Horse Race Polls Not More Variable This Year
Lead Changes Contribute to Erroneous Perception
There is no consensus in the latest round of polling as to who is ahead in the presidential race. Sen. John Kerry holds a small but statistically significant lead in surveys by Gallup and the Los Angeles Times. President Bush has a small edge in surveys by AP-Ipsos and Fox News/Opinion Dynamics. And the race is nearly dead-even in the ABC News/Washington Post and Newsweek polls.
These differences have led some critics to conclude that the polls do not work as well as they once did. But a review of several national polls over the last two months shows that the surveys are not fluctuating more than in recent elections with the notable exception of 1996, when surveys were unusually stable and consistent. This year, the polls seem more inconsistent because the race is very close. As a consequence, the lead changes with even normal fluctuations in candidate support levels.

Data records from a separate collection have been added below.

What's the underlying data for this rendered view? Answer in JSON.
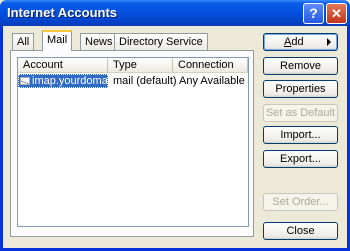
{
  "window": {
    "title": "Internet Accounts",
    "help_button": "?",
    "close_button": "✕"
  },
  "tabs": [
    {
      "label": "All",
      "active": false
    },
    {
      "label": "Mail",
      "active": true
    },
    {
      "label": "News",
      "active": false
    },
    {
      "label": "Directory Service",
      "active": false
    }
  ],
  "list": {
    "columns": [
      "Account",
      "Type",
      "Connection"
    ],
    "rows": [
      {
        "account": "imap.yourdomain....",
        "type": "mail (default)",
        "connection": "Any Available",
        "selected": true
      }
    ]
  },
  "buttons": {
    "add": {
      "label": "Add",
      "underline": "A",
      "rest": "dd",
      "enabled": true
    },
    "remove": {
      "label": "Remove",
      "enabled": true
    },
    "properties": {
      "label": "Properties",
      "enabled": true
    },
    "set_default": {
      "label": "Set as Default",
      "enabled": false
    },
    "import": {
      "label": "Import...",
      "enabled": true
    },
    "export": {
      "label": "Export...",
      "enabled": true
    },
    "set_order": {
      "label": "Set Order...",
      "enabled": false
    },
    "close": {
      "label": "Close",
      "enabled": true
    }
  },
  "colors": {
    "titlebar": "#0553e3",
    "dialog_bg": "#ece9d8",
    "selection": "#316ac5",
    "active_tab_accent": "#ffc83c"
  }
}
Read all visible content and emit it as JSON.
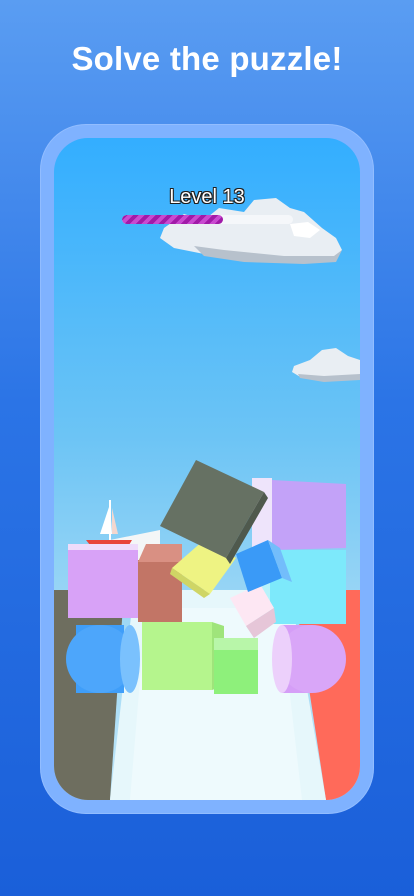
{
  "headline": "Solve the puzzle!",
  "game": {
    "level_label": "Level 13",
    "progress": 0.59
  },
  "colors": {
    "background": "#2b74e6",
    "phone_frame": "#7fb2ff",
    "sky": "#6cc4f5",
    "progress_fill": "#a11aa8"
  }
}
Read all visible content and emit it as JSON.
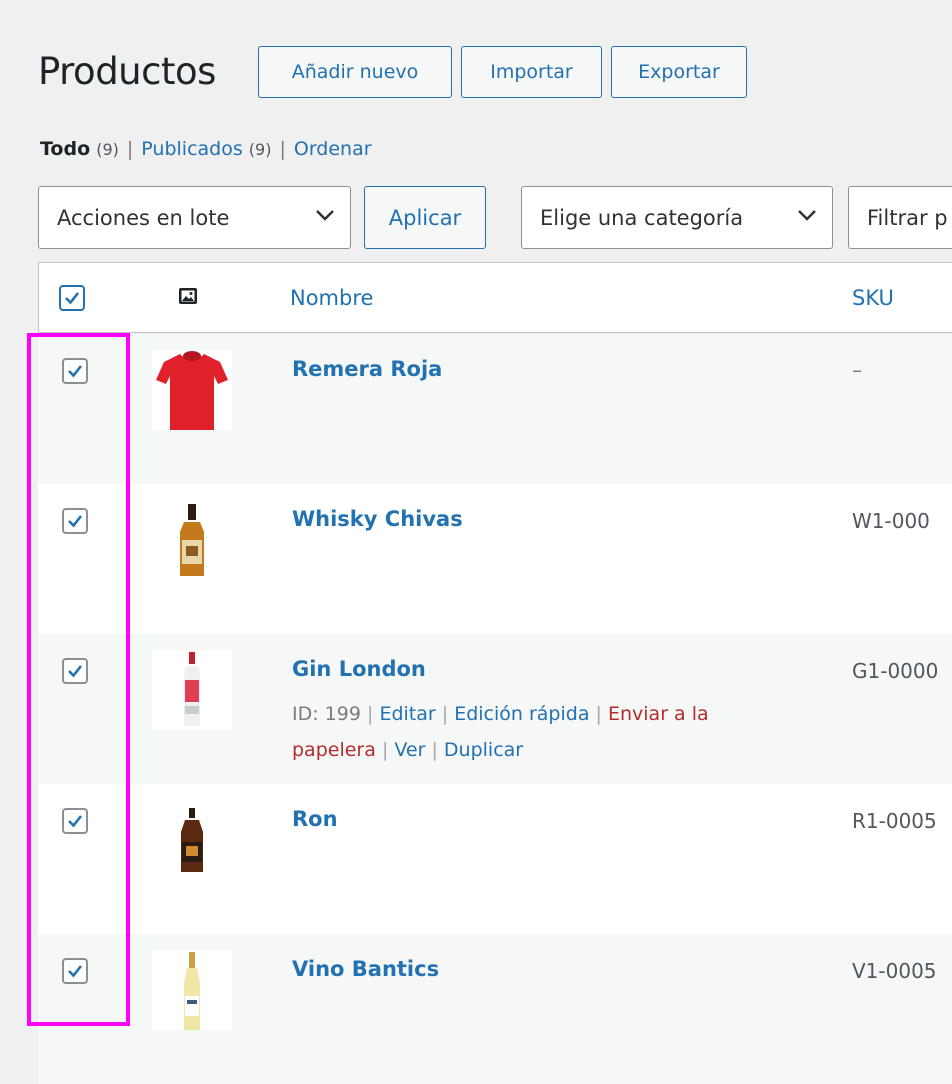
{
  "header": {
    "title": "Productos",
    "add_new": "Añadir nuevo",
    "import": "Importar",
    "export": "Exportar"
  },
  "views": {
    "all_label": "Todo",
    "all_count": "(9)",
    "published_label": "Publicados",
    "published_count": "(9)",
    "sort_label": "Ordenar"
  },
  "filters": {
    "bulk_actions": "Acciones en lote",
    "apply": "Aplicar",
    "category": "Elige una categoría",
    "filter_by": "Filtrar p"
  },
  "columns": {
    "name": "Nombre",
    "sku": "SKU"
  },
  "products": [
    {
      "name": "Remera Roja",
      "sku": "–",
      "checked": true
    },
    {
      "name": "Whisky Chivas",
      "sku": "W1-000",
      "checked": true
    },
    {
      "name": "Gin London",
      "sku": "G1-0000",
      "checked": true
    },
    {
      "name": "Ron",
      "sku": "R1-0005",
      "checked": true
    },
    {
      "name": "Vino Bantics",
      "sku": "V1-0005",
      "checked": true
    }
  ],
  "row_actions": {
    "id": "ID: 199",
    "edit": "Editar",
    "quick_edit": "Edición rápida",
    "trash_1": "Enviar a la",
    "trash_2": "papelera",
    "view": "Ver",
    "duplicate": "Duplicar"
  },
  "colors": {
    "accent": "#2271b1",
    "trash": "#b32d2e",
    "highlight": "#ff00ff"
  }
}
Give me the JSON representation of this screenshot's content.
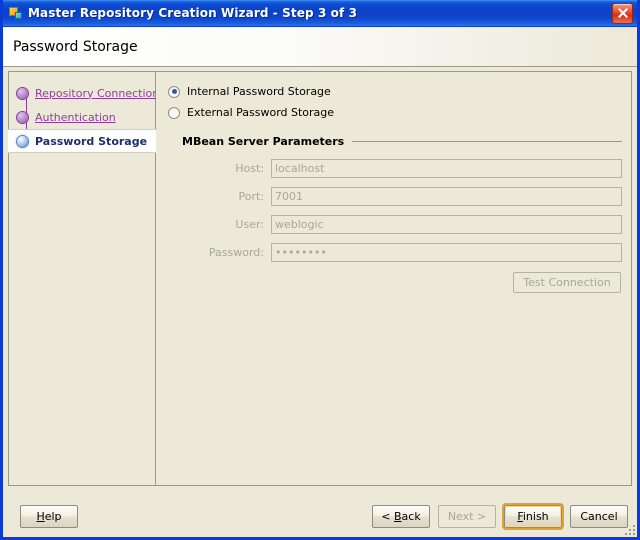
{
  "window": {
    "title": "Master Repository Creation Wizard - Step 3 of 3",
    "icon": "app-icon",
    "close_label": "Close"
  },
  "header": {
    "page_title": "Password Storage"
  },
  "sidebar": {
    "items": [
      {
        "label": "Repository Connection",
        "state": "done",
        "bullet": "step-bullet-done"
      },
      {
        "label": "Authentication",
        "state": "done",
        "bullet": "step-bullet-done"
      },
      {
        "label": "Password Storage",
        "state": "current",
        "bullet": "step-bullet-current"
      }
    ]
  },
  "main": {
    "storage_options": [
      {
        "label": "Internal Password Storage",
        "selected": true
      },
      {
        "label": "External Password Storage",
        "selected": false
      }
    ],
    "group": {
      "title": "MBean Server Parameters",
      "fields": [
        {
          "label": "Host:",
          "value": "localhost",
          "disabled": true
        },
        {
          "label": "Port:",
          "value": "7001",
          "disabled": true
        },
        {
          "label": "User:",
          "value": "weblogic",
          "disabled": true
        },
        {
          "label": "Password:",
          "value": "••••••••",
          "disabled": true
        }
      ],
      "test_button": "Test Connection"
    }
  },
  "footer": {
    "help": "Help",
    "help_mnemonic": "H",
    "back": "< Back",
    "back_mnemonic": "B",
    "next": "Next >",
    "next_mnemonic": "N",
    "finish": "Finish",
    "finish_mnemonic": "F",
    "cancel": "Cancel"
  },
  "colors": {
    "titlebar_blue": "#0b41c8",
    "window_border": "#0a3bd6",
    "face": "#ece9d8",
    "link_purple": "#8f3f9b",
    "current_step": "#1b2f6e",
    "disabled_text": "#a8a898",
    "focus_ring": "#e0a233",
    "close_red": "#d2331a"
  }
}
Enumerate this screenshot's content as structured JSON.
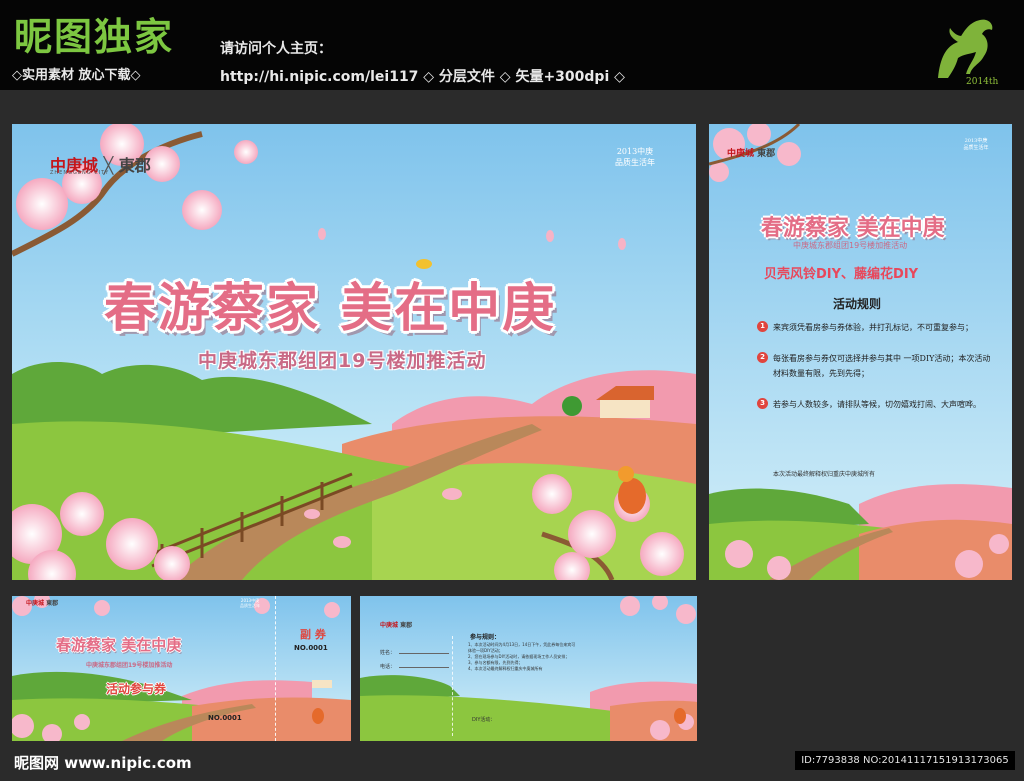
{
  "header": {
    "brand_title": "昵图独家",
    "brand_tagline": "◇实用素材 放心下载◇",
    "visit_label": "请访问个人主页：",
    "homepage_line": "http://hi.nipic.com/lei117 ◇ 分层文件 ◇ 矢量+300dpi ◇",
    "logo_year": "2014th"
  },
  "poster": {
    "company_logo": "中庚城",
    "company_logo_en": "ZHENGGENG CITY",
    "district": "東郡",
    "badge_line1": "2013中庚",
    "badge_line2": "品质生活年",
    "title": "春游蔡家 美在中庚",
    "subtitle": "中庚城东郡组团19号楼加推活动"
  },
  "flyer": {
    "company_logo": "中庚城",
    "district": "東郡",
    "badge_line1": "2013中庚",
    "badge_line2": "品质生活年",
    "title": "春游蔡家 美在中庚",
    "subtitle": "中庚城东郡组团19号楼加推活动",
    "activity": "贝壳风铃DIY、藤编花DIY",
    "rules_heading": "活动规则",
    "rules": [
      {
        "num": "1",
        "text": "来宾须凭看房参与券体验，并打孔标记，不可重复参与；"
      },
      {
        "num": "2",
        "text": "每张看房参与券仅可选择并参与其中 一项DIY活动；本次活动材料数量有限，先到先得；"
      },
      {
        "num": "3",
        "text": "若参与人数较多，请排队等候，切勿嬉戏打闹、大声喧哗。"
      }
    ],
    "footnote": "本次活动最终解释权归重庆中庚城所有"
  },
  "ticket_front": {
    "company_logo": "中庚城",
    "district": "東郡",
    "badge_line1": "2013中庚",
    "badge_line2": "品质生活年",
    "title": "春游蔡家 美在中庚",
    "subtitle": "中庚城东郡组团19号楼加推活动",
    "coupon_label": "活动参与券",
    "number": "NO.0001",
    "stub_label": "副 券",
    "stub_number": "NO.0001"
  },
  "ticket_back": {
    "company_logo": "中庚城",
    "district": "東郡",
    "form_name": "姓名：",
    "form_phone": "电话：",
    "rules_heading": "参与规则：",
    "rules": [
      "1、本次活动时间为4月13日，14日下午，凭此券每位来宾可",
      "   体验一项DIY活动；",
      "2、您在现场参与DIY活动时，请依据现场工作人员安排；",
      "3、参与名额有限，先到先得；",
      "4、本次活动最终解释权归重庆中庚城所有"
    ],
    "diy_label": "DIY活动："
  },
  "footer": {
    "brand": "昵图网 www.nipic.com",
    "image_id": "ID:7793838 NO:20141117151913173065"
  },
  "colors": {
    "sky_top": "#7fc3ec",
    "sky_bottom": "#bfe6f6",
    "grass": "#8cc63f",
    "title_pink": "#e46d86",
    "accent_red": "#e0453e",
    "brand_green": "#7dc741"
  }
}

In the Pew Research Center’s analysis of 12 surveys of registered voters conducted by major national polling organizations in June and July 2004, the average of all polls found Kerry with 46.6% and Bush with 45.6%. Candidate support in the 12 polls has, on average, varied only by about two percentage points (2.1%) from these overall measures.1 This is on par with the variability of polls conducted during this period in the past six presidential campaigns, and is well within the range that would be expected given the margin of error.2
The polling variability in 2004 falls close to that seen in 1984 and 1988, when the average spread was 2.2% and 2.3%, respectively, and slightly above the election of 2000 (at 1.7%).
The greatest variability in the polls was seen in 1992, when Ross Perot’s on-again, off- again candidacy and Bill Clinton’s rising support in the June-July time frame resulted in average polling variability of 2.9 percentage points. By contrast, the 1996 campaign, when Clinton consistently held a large lead over challenger Bob Dole, saw the least variation from one poll to the other (an average spread of 1.2 percentage points).
1. The measure of polling variability is computed as the average difference of all polls from the mean support level for each candidate. This produces two estimates of variability for each election (one for the Democrat and one for the Republican), which are then averaged to produce a single statistic for each election. For 1992, the average includes polling estimates for Ross Perot as well as for George H. W. Bush and Bill Clinton.
2. This analysis excludes one-day (or “overnight”) polls conducted by news organizations to gauge immediate reactions to events in the campaign such as the naming of the vice presidential candidate. The movement in candidate support found in such polls tends to be ephemeral.